A new poll finds that a majority of Floridians believe climate action should be a priority for the president, and most trust Joe Biden to better handle climate change than Donald Trump.
The vast majority of respondents, polled between Oct. 28 and 29, said they would be voting in the upcoming general election (96%), with 52% saying they would vote for Biden and 45% for Trump. Three percent said they were not sure.
Forty-seven percent of respondents said they voted for Trump in 2016 and 45% said they voted for Hillary Clinton.
Nearly half of the respondents said they were very concerned about climate change, with another 20% saying they were somewhat concerned. The rest said they were “not so concerned” (21%) or “not concerned at all” (11%).
Sixteen percent said climate change should be the top priority for the next president and 45% said it should be a serious priority. Meanwhile, 28% said climate change should not be much of a priority, 10% said it should not be a priority at all and 2% said they were not sure.

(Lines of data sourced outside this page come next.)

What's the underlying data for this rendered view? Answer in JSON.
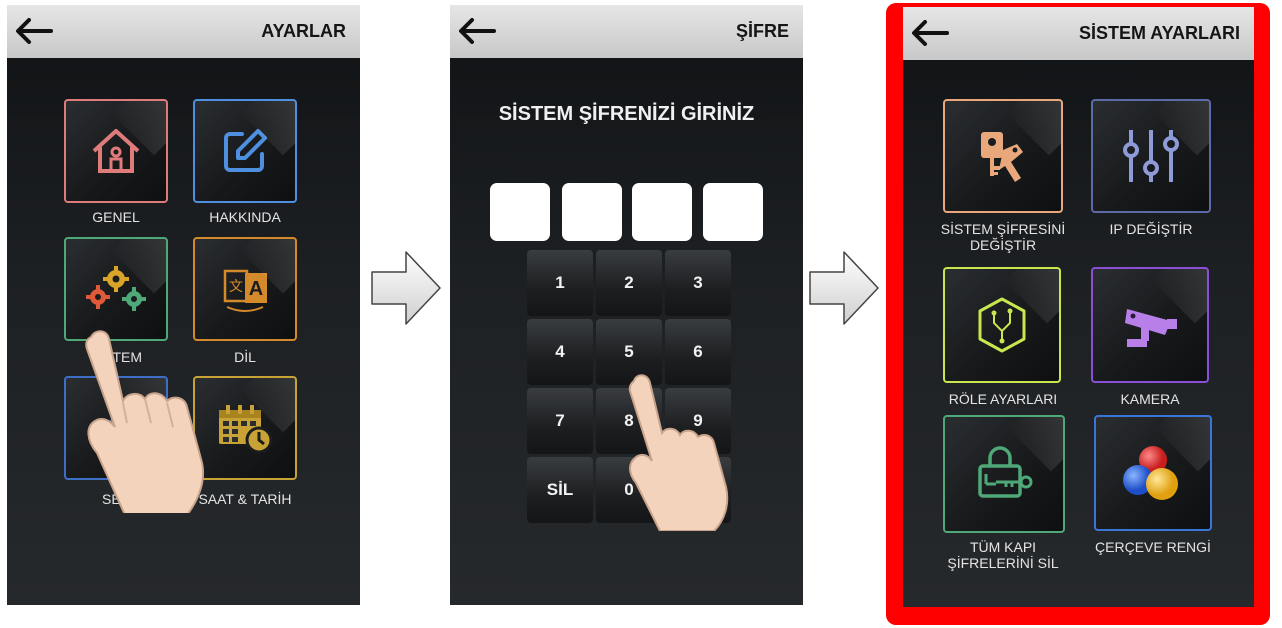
{
  "panel1": {
    "title": "AYARLAR",
    "tiles": [
      {
        "label": "GENEL",
        "icon": "home-icon"
      },
      {
        "label": "HAKKINDA",
        "icon": "edit-icon"
      },
      {
        "label": "SİSTEM",
        "icon": "gears-icon"
      },
      {
        "label": "DİL",
        "icon": "translate-icon"
      },
      {
        "label": "SES",
        "icon": "speaker-icon"
      },
      {
        "label": "SAAT & TARİH",
        "icon": "calendar-clock-icon"
      }
    ]
  },
  "panel2": {
    "title": "ŞİFRE",
    "prompt": "SİSTEM ŞİFRENİZİ GİRİNİZ",
    "keys": [
      "1",
      "2",
      "3",
      "4",
      "5",
      "6",
      "7",
      "8",
      "9",
      "SİL",
      "0",
      ""
    ]
  },
  "panel3": {
    "title": "SİSTEM AYARLARI",
    "tiles": [
      {
        "label1": "SİSTEM ŞİFRESİNİ",
        "label2": "DEĞİŞTİR",
        "icon": "keys-icon"
      },
      {
        "label1": "IP DEĞİŞTİR",
        "icon": "sliders-icon"
      },
      {
        "label1": "RÖLE AYARLARI",
        "icon": "relay-icon"
      },
      {
        "label1": "KAMERA",
        "icon": "camera-icon"
      },
      {
        "label1": "TÜM KAPI",
        "label2": "ŞİFRELERİNİ SİL",
        "icon": "lock-key-icon"
      },
      {
        "label1": "ÇERÇEVE RENGİ",
        "icon": "color-balls-icon"
      }
    ]
  },
  "colors": {
    "highlight": "#ff0000",
    "genel": "#e07b7b",
    "hakkinda": "#4f8fe0",
    "sistem": "#4fa878",
    "dil": "#d48a2a",
    "ses": "#3e6fc8",
    "saat": "#c9a236"
  }
}
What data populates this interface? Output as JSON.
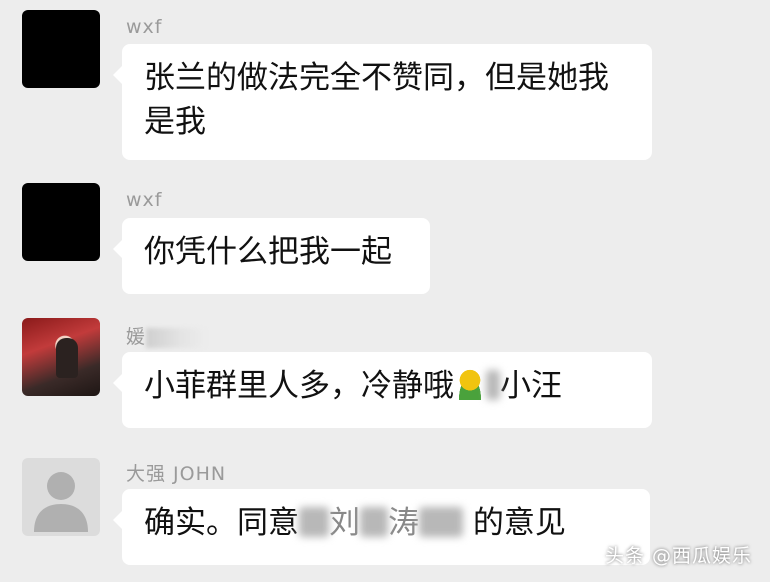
{
  "messages": [
    {
      "sender": "wxf",
      "avatar": "black-avatar",
      "text_line1": "张兰的做法完全不赞同，但是她我",
      "text_line2": "是我"
    },
    {
      "sender": "wxf",
      "avatar": "black-avatar",
      "text": "你凭什么把我一起"
    },
    {
      "sender_prefix": "媛",
      "avatar": "photo-avatar",
      "text_before_emoji": "小菲群里人多，冷静哦",
      "emoji": "blurred-emoji-icon",
      "text_after_emoji": "小汪"
    },
    {
      "sender": "大强 JOHN",
      "avatar": "default-person-icon",
      "text_before": "确实。同意",
      "text_obscured_1": "刘",
      "text_obscured_2": "涛",
      "text_after": "的意见"
    }
  ],
  "watermark": "头条 @西瓜娱乐"
}
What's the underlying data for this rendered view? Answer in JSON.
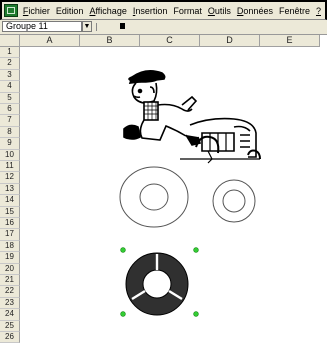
{
  "menubar": {
    "items": [
      {
        "mnemonic": "F",
        "rest": "ichier"
      },
      {
        "mnemonic": "",
        "rest": "Edition"
      },
      {
        "mnemonic": "A",
        "rest": "ffichage"
      },
      {
        "mnemonic": "I",
        "rest": "nsertion"
      },
      {
        "mnemonic": "",
        "rest": "Format"
      },
      {
        "mnemonic": "O",
        "rest": "utils"
      },
      {
        "mnemonic": "D",
        "rest": "onnées"
      },
      {
        "mnemonic": "",
        "rest": "Fenêtre"
      },
      {
        "mnemonic": "?",
        "rest": ""
      }
    ]
  },
  "formula_bar": {
    "name_box": "Groupe 11",
    "name_box_icon": "dropdown-arrow-icon",
    "function_icon": "function-icon"
  },
  "columns": [
    "A",
    "B",
    "C",
    "D",
    "E"
  ],
  "rows": [
    "1",
    "2",
    "3",
    "4",
    "5",
    "6",
    "7",
    "8",
    "9",
    "10",
    "11",
    "12",
    "13",
    "14",
    "15",
    "16",
    "17",
    "18",
    "19",
    "20",
    "21",
    "22",
    "23",
    "24",
    "25",
    "26"
  ],
  "drawing": {
    "colors": {
      "outline": "#000000",
      "fill_dark": "#303030",
      "selection_handle": "#33cc33"
    },
    "shapes": [
      "farmer-on-tractor-clipart",
      "large-washer-ring",
      "small-washer-ring",
      "selected-dark-segmented-ring"
    ]
  }
}
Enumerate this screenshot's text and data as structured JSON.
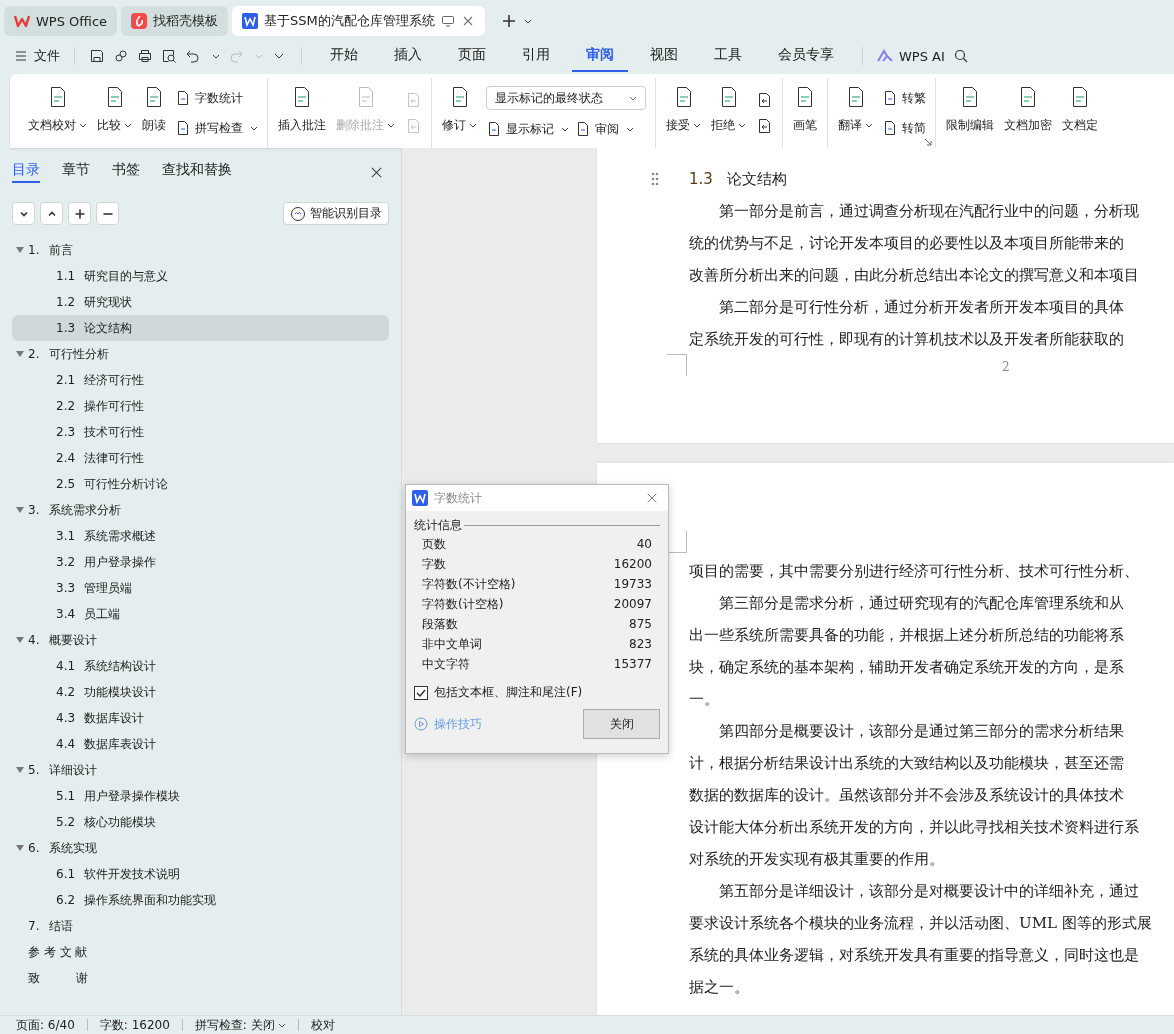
{
  "title_tabs": [
    {
      "label": "WPS Office",
      "kind": "home",
      "selected": false
    },
    {
      "label": "找稻壳模板",
      "kind": "template",
      "selected": false
    },
    {
      "label": "基于SSM的汽配仓库管理系统",
      "kind": "document",
      "selected": true
    }
  ],
  "menu": {
    "file": "文件",
    "tabs": [
      {
        "label": "开始",
        "selected": false
      },
      {
        "label": "插入",
        "selected": false
      },
      {
        "label": "页面",
        "selected": false
      },
      {
        "label": "引用",
        "selected": false
      },
      {
        "label": "审阅",
        "selected": true
      },
      {
        "label": "视图",
        "selected": false
      },
      {
        "label": "工具",
        "selected": false
      },
      {
        "label": "会员专享",
        "selected": false
      }
    ],
    "ai": "WPS AI"
  },
  "ribbon": {
    "groups": [
      {
        "columns": [
          {
            "kind": "large",
            "label": "文档校对",
            "caret": true,
            "disabled": false
          },
          {
            "kind": "large",
            "label": "比较",
            "caret": true,
            "disabled": false
          },
          {
            "kind": "large",
            "label": "朗读",
            "caret": false,
            "disabled": false
          },
          {
            "kind": "stack",
            "rows": [
              [
                {
                  "kind": "small",
                  "label": "字数统计",
                  "caret": false,
                  "disabled": false
                }
              ],
              [
                {
                  "kind": "small",
                  "label": "拼写检查",
                  "caret": true,
                  "disabled": false
                }
              ]
            ]
          }
        ]
      },
      {
        "columns": [
          {
            "kind": "large",
            "label": "插入批注",
            "caret": false,
            "disabled": false
          },
          {
            "kind": "large",
            "label": "删除批注",
            "caret": true,
            "disabled": true
          },
          {
            "kind": "stack",
            "rows": [
              [
                {
                  "kind": "icon",
                  "disabled": true
                }
              ],
              [
                {
                  "kind": "icon",
                  "disabled": true
                }
              ]
            ]
          }
        ]
      },
      {
        "columns": [
          {
            "kind": "large",
            "label": "修订",
            "caret": true,
            "disabled": false
          },
          {
            "kind": "stack",
            "rows": [
              [
                {
                  "kind": "select",
                  "label": "显示标记的最终状态",
                  "caret": true
                }
              ],
              [
                {
                  "kind": "small",
                  "label": "显示标记",
                  "caret": true,
                  "disabled": false
                },
                {
                  "kind": "small",
                  "label": "审阅",
                  "caret": true,
                  "disabled": false
                }
              ]
            ]
          }
        ]
      },
      {
        "columns": [
          {
            "kind": "large",
            "label": "接受",
            "caret": true,
            "disabled": false
          },
          {
            "kind": "large",
            "label": "拒绝",
            "caret": true,
            "disabled": false
          },
          {
            "kind": "stack",
            "rows": [
              [
                {
                  "kind": "icon",
                  "disabled": false
                }
              ],
              [
                {
                  "kind": "icon",
                  "disabled": false
                }
              ]
            ]
          }
        ]
      },
      {
        "columns": [
          {
            "kind": "large",
            "label": "画笔",
            "caret": false,
            "disabled": false
          }
        ]
      },
      {
        "launcher": true,
        "columns": [
          {
            "kind": "large",
            "label": "翻译",
            "caret": true,
            "disabled": false
          },
          {
            "kind": "stack",
            "rows": [
              [
                {
                  "kind": "small",
                  "label": "转繁",
                  "caret": false,
                  "disabled": false
                }
              ],
              [
                {
                  "kind": "small",
                  "label": "转简",
                  "caret": false,
                  "disabled": false
                }
              ]
            ]
          }
        ]
      },
      {
        "columns": [
          {
            "kind": "large",
            "label": "限制编辑",
            "caret": false,
            "disabled": false
          },
          {
            "kind": "large",
            "label": "文档加密",
            "caret": false,
            "disabled": false
          },
          {
            "kind": "large",
            "label": "文档定",
            "caret": false,
            "disabled": false
          }
        ]
      }
    ]
  },
  "sidebar": {
    "tabs": [
      {
        "label": "目录",
        "selected": true
      },
      {
        "label": "章节",
        "selected": false
      },
      {
        "label": "书签",
        "selected": false
      },
      {
        "label": "查找和替换",
        "selected": false
      }
    ],
    "smart_button": "智能识别目录",
    "tree": [
      {
        "num": "1.",
        "title": "前言",
        "expanded": true,
        "selected": false,
        "children": [
          {
            "num": "1.1",
            "title": "研究目的与意义",
            "selected": false
          },
          {
            "num": "1.2",
            "title": "研究现状",
            "selected": false
          },
          {
            "num": "1.3",
            "title": "论文结构",
            "selected": true
          }
        ]
      },
      {
        "num": "2.",
        "title": "可行性分析",
        "expanded": true,
        "selected": false,
        "children": [
          {
            "num": "2.1",
            "title": "经济可行性",
            "selected": false
          },
          {
            "num": "2.2",
            "title": "操作可行性",
            "selected": false
          },
          {
            "num": "2.3",
            "title": "技术可行性",
            "selected": false
          },
          {
            "num": "2.4",
            "title": "法律可行性",
            "selected": false
          },
          {
            "num": "2.5",
            "title": "可行性分析讨论",
            "selected": false
          }
        ]
      },
      {
        "num": "3.",
        "title": "系统需求分析",
        "expanded": true,
        "selected": false,
        "children": [
          {
            "num": "3.1",
            "title": "系统需求概述",
            "selected": false
          },
          {
            "num": "3.2",
            "title": "用户登录操作",
            "selected": false
          },
          {
            "num": "3.3",
            "title": "管理员端",
            "selected": false
          },
          {
            "num": "3.4",
            "title": "员工端",
            "selected": false
          }
        ]
      },
      {
        "num": "4.",
        "title": "概要设计",
        "expanded": true,
        "selected": false,
        "children": [
          {
            "num": "4.1",
            "title": "系统结构设计",
            "selected": false
          },
          {
            "num": "4.2",
            "title": "功能模块设计",
            "selected": false
          },
          {
            "num": "4.3",
            "title": "数据库设计",
            "selected": false
          },
          {
            "num": "4.4",
            "title": "数据库表设计",
            "selected": false
          }
        ]
      },
      {
        "num": "5.",
        "title": "详细设计",
        "expanded": true,
        "selected": false,
        "children": [
          {
            "num": "5.1",
            "title": "用户登录操作模块",
            "selected": false
          },
          {
            "num": "5.2",
            "title": "核心功能模块",
            "selected": false
          }
        ]
      },
      {
        "num": "6.",
        "title": "系统实现",
        "expanded": true,
        "selected": false,
        "children": [
          {
            "num": "6.1",
            "title": "软件开发技术说明",
            "selected": false
          },
          {
            "num": "6.2",
            "title": "操作系统界面和功能实现",
            "selected": false
          }
        ]
      },
      {
        "num": "7.",
        "title": "结语",
        "selected": false
      },
      {
        "title": "参 考 文 献",
        "selected": false
      },
      {
        "title": "致　　　谢",
        "selected": false
      }
    ]
  },
  "document": {
    "pages": [
      {
        "page_number": "2",
        "lines": [
          {
            "kind": "heading",
            "num": "1.3",
            "text": "论文结构"
          },
          {
            "kind": "indent",
            "text": "第一部分是前言，通过调查分析现在汽配行业中的问题，分析现"
          },
          {
            "kind": "line",
            "text": "统的优势与不足，讨论开发本项目的必要性以及本项目所能带来的"
          },
          {
            "kind": "line",
            "text": "改善所分析出来的问题，由此分析总结出本论文的撰写意义和本项目"
          },
          {
            "kind": "indent",
            "text": "第二部分是可行性分析，通过分析开发者所开发本项目的具体"
          },
          {
            "kind": "line",
            "text": "定系统开发的可行性，即现有的计算机技术以及开发者所能获取的"
          }
        ]
      },
      {
        "lines": [
          {
            "kind": "line",
            "text": "项目的需要，其中需要分别进行经济可行性分析、技术可行性分析、"
          },
          {
            "kind": "indent",
            "text": "第三部分是需求分析，通过研究现有的汽配仓库管理系统和从"
          },
          {
            "kind": "line",
            "text": "出一些系统所需要具备的功能，并根据上述分析所总结的功能将系"
          },
          {
            "kind": "line",
            "text": "块，确定系统的基本架构，辅助开发者确定系统开发的方向，是系"
          },
          {
            "kind": "line",
            "text": "一。"
          },
          {
            "kind": "indent",
            "text": "第四部分是概要设计，该部分是通过第三部分的需求分析结果"
          },
          {
            "kind": "line",
            "text": "计，根据分析结果设计出系统的大致结构以及功能模块，甚至还需"
          },
          {
            "kind": "line",
            "text": "数据的数据库的设计。虽然该部分并不会涉及系统设计的具体技术"
          },
          {
            "kind": "line",
            "text": "设计能大体分析出系统开发的方向，并以此寻找相关技术资料进行系"
          },
          {
            "kind": "line",
            "text": "对系统的开发实现有极其重要的作用。"
          },
          {
            "kind": "indent",
            "text": "第五部分是详细设计，该部分是对概要设计中的详细补充，通过"
          },
          {
            "kind": "line",
            "text": "要求设计系统各个模块的业务流程，并以活动图、UML 图等的形式展"
          },
          {
            "kind": "line",
            "text": "系统的具体业务逻辑，对系统开发具有重要的指导意义，同时这也是"
          },
          {
            "kind": "line",
            "text": "据之一。"
          }
        ]
      }
    ]
  },
  "dialog": {
    "title": "字数统计",
    "section": "统计信息",
    "stats": [
      {
        "label": "页数",
        "value": "40"
      },
      {
        "label": "字数",
        "value": "16200"
      },
      {
        "label": "字符数(不计空格)",
        "value": "19733"
      },
      {
        "label": "字符数(计空格)",
        "value": "20097"
      },
      {
        "label": "段落数",
        "value": "875"
      },
      {
        "label": "非中文单词",
        "value": "823"
      },
      {
        "label": "中文字符",
        "value": "15377"
      }
    ],
    "include": {
      "label": "包括文本框、脚注和尾注(F)",
      "checked": true
    },
    "tips": "操作技巧",
    "close": "关闭"
  },
  "status_bar": {
    "items": [
      {
        "label": "页面: 6/40",
        "caret": false
      },
      {
        "label": "字数: 16200",
        "caret": false
      },
      {
        "label": "拼写检查: 关闭",
        "caret": true
      },
      {
        "label": "校对",
        "caret": false
      }
    ]
  }
}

When asked if they support or oppose the U.S. transitioning away from oil and gas to renewable energy, 48% said they support the move, 34% said they oppose the move and 18% said they were not sure. Sixty percent said they support the U.S. government providing subsidies to invest in renewable energy, 26% said they oppose those subsidies and 14% said they were not sure.
Biden leads Trump by 11% in this poll when it comes to trusting the candidates to handle climate change.
The pollsters said the margin of error for the survey was plus or minus 3.2% with a survey size of 941 likely voters. The poll’s methodology is available here.
A similar Morning Consult and Politico poll conducted between Oct. 23 and 25 found that half of all U.S. voters believe the government should incentivize the use of renewable energy over fossil fuels to fight climate change.
Another poll from YouGov and The Economist released this week finds that climate change is the number three issue among all voters and number two for Democrats and young voters between the ages of 18 and 29.